▶ REQUIRED ACTION
Look through the material and copy each line holding "label".
### STORED DATA
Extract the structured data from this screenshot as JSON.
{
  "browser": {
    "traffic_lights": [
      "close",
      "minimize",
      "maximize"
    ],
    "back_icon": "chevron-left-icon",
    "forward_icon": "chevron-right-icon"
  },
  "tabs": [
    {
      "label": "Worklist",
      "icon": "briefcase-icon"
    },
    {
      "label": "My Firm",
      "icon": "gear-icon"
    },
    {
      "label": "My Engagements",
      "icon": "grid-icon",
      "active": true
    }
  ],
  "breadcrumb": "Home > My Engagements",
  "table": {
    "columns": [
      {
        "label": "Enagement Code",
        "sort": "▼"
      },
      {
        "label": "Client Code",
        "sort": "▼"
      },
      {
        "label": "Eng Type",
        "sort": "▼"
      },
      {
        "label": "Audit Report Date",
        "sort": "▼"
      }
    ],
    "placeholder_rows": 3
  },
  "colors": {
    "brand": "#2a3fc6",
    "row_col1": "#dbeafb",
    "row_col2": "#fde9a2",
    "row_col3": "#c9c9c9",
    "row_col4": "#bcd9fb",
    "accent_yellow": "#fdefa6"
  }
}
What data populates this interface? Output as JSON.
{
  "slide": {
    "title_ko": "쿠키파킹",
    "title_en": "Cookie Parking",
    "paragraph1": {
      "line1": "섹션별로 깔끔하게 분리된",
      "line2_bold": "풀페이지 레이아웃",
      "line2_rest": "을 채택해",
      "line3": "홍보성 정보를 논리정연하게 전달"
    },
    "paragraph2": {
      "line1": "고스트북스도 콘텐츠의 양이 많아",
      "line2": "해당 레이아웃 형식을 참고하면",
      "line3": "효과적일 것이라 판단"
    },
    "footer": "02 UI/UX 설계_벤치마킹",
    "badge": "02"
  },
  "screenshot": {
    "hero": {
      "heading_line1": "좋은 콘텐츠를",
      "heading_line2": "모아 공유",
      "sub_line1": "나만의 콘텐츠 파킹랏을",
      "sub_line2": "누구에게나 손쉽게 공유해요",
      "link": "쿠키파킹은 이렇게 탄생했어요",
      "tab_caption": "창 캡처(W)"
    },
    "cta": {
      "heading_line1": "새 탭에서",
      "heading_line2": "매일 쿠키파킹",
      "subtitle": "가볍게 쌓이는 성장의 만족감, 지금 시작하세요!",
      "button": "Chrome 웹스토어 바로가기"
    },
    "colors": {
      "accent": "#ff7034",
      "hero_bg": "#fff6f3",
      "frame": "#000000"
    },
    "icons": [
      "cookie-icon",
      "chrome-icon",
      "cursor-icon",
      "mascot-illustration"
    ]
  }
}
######
▶ SOLUTION FOR THIS TASK
      "label": "Worklist",
      "label": "My Firm",
      "label": "My Engagements",
        "label": "Enagement Code",
        "label": "Client Code",
        "label": "Eng Type",
        "label": "Audit Report Date",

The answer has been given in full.